Input data: Begin
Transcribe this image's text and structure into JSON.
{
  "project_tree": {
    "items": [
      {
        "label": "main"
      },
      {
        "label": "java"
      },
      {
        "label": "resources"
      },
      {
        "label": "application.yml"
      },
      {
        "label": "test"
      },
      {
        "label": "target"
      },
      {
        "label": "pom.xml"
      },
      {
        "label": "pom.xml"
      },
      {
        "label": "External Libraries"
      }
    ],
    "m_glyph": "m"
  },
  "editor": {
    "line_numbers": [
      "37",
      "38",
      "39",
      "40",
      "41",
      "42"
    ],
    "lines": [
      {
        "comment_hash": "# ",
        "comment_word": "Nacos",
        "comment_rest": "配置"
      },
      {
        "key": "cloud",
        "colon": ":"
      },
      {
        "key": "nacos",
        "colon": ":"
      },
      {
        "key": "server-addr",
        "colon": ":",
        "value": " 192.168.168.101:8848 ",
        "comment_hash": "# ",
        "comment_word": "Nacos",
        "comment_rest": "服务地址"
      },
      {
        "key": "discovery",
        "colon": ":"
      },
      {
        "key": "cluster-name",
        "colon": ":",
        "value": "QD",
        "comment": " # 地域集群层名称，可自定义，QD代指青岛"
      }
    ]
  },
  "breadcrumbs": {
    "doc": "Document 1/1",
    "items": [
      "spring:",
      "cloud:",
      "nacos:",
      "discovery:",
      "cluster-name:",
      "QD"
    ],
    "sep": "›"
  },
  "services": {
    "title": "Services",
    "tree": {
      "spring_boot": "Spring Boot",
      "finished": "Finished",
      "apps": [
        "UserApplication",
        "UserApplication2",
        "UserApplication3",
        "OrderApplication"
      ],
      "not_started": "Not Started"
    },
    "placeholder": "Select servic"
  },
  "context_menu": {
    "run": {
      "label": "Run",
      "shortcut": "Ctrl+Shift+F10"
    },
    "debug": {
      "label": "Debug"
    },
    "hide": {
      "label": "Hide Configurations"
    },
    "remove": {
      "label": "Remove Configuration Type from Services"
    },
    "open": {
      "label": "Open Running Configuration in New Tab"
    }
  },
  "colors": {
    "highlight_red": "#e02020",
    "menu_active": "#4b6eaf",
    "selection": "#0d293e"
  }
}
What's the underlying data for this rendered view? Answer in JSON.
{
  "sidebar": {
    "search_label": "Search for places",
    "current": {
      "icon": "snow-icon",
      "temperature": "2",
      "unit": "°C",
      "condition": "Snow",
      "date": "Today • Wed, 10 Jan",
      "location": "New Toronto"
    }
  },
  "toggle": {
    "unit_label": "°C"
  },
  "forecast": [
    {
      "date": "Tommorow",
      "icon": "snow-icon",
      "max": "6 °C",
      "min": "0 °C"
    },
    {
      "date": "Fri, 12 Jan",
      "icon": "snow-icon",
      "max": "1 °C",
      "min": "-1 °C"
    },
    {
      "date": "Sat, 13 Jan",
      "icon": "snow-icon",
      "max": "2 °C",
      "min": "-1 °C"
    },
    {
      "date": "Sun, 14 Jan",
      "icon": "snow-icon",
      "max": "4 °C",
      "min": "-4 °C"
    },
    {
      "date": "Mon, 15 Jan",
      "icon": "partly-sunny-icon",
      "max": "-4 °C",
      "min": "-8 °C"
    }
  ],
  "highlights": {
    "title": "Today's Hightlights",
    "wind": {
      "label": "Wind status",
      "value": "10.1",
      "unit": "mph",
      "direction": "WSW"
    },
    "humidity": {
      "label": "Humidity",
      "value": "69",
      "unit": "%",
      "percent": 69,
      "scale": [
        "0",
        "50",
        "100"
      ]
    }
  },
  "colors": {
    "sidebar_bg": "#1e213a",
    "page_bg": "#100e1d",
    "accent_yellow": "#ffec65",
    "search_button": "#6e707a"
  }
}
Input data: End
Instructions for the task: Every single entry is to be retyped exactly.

Answer box:
Transcribe this image's text and structure into JSON.
{
  "project_tree": {
    "items": [
      {
        "label": "main"
      },
      {
        "label": "java"
      },
      {
        "label": "resources"
      },
      {
        "label": "application.yml"
      },
      {
        "label": "test"
      },
      {
        "label": "target"
      },
      {
        "label": "pom.xml"
      },
      {
        "label": "pom.xml"
      },
      {
        "label": "External Libraries"
      }
    ],
    "m_glyph": "m"
  },
  "editor": {
    "line_numbers": [
      "37",
      "38",
      "39",
      "40",
      "41",
      "42"
    ],
    "lines": [
      {
        "comment_hash": "# ",
        "comment_word": "Nacos",
        "comment_rest": "配置"
      },
      {
        "key": "cloud",
        "colon": ":"
      },
      {
        "key": "nacos",
        "colon": ":"
      },
      {
        "key": "server-addr",
        "colon": ":",
        "value": " 192.168.168.101:8848 ",
        "comment_hash": "# ",
        "comment_word": "Nacos",
        "comment_rest": "服务地址"
      },
      {
        "key": "discovery",
        "colon": ":"
      },
      {
        "key": "cluster-name",
        "colon": ":",
        "value": "QD",
        "comment": " # 地域集群层名称，可自定义，QD代指青岛"
      }
    ]
  },
  "breadcrumbs": {
    "doc": "Document 1/1",
    "items": [
      "spring:",
      "cloud:",
      "nacos:",
      "discovery:",
      "cluster-name:",
      "QD"
    ],
    "sep": "›"
  },
  "services": {
    "title": "Services",
    "tree": {
      "spring_boot": "Spring Boot",
      "finished": "Finished",
      "apps": [
        "UserApplication",
        "UserApplication2",
        "UserApplication3",
        "OrderApplication"
      ],
      "not_started": "Not Started"
    },
    "placeholder": "Select servic"
  },
  "context_menu": {
    "run": {
      "label": "Run",
      "shortcut": "Ctrl+Shift+F10"
    },
    "debug": {
      "label": "Debug"
    },
    "hide": {
      "label": "Hide Configurations"
    },
    "remove": {
      "label": "Remove Configuration Type from Services"
    },
    "open": {
      "label": "Open Running Configuration in New Tab"
    }
  },
  "colors": {
    "highlight_red": "#e02020",
    "menu_active": "#4b6eaf",
    "selection": "#0d293e"
  }
}
What's the underlying data for this rendered view? Answer in JSON.
{
  "sidebar": {
    "search_label": "Search for places",
    "current": {
      "icon": "snow-icon",
      "temperature": "2",
      "unit": "°C",
      "condition": "Snow",
      "date": "Today • Wed, 10 Jan",
      "location": "New Toronto"
    }
  },
  "toggle": {
    "unit_label": "°C"
  },
  "forecast": [
    {
      "date": "Tommorow",
      "icon": "snow-icon",
      "max": "6 °C",
      "min": "0 °C"
    },
    {
      "date": "Fri, 12 Jan",
      "icon": "snow-icon",
      "max": "1 °C",
      "min": "-1 °C"
    },
    {
      "date": "Sat, 13 Jan",
      "icon": "snow-icon",
      "max": "2 °C",
      "min": "-1 °C"
    },
    {
      "date": "Sun, 14 Jan",
      "icon": "snow-icon",
      "max": "4 °C",
      "min": "-4 °C"
    },
    {
      "date": "Mon, 15 Jan",
      "icon": "partly-sunny-icon",
      "max": "-4 °C",
      "min": "-8 °C"
    }
  ],
  "highlights": {
    "title": "Today's Hightlights",
    "wind": {
      "label": "Wind status",
      "value": "10.1",
      "unit": "mph",
      "direction": "WSW"
    },
    "humidity": {
      "label": "Humidity",
      "value": "69",
      "unit": "%",
      "percent": 69,
      "scale": [
        "0",
        "50",
        "100"
      ]
    }
  },
  "colors": {
    "sidebar_bg": "#1e213a",
    "page_bg": "#100e1d",
    "accent_yellow": "#ffec65",
    "search_button": "#6e707a"
  }
}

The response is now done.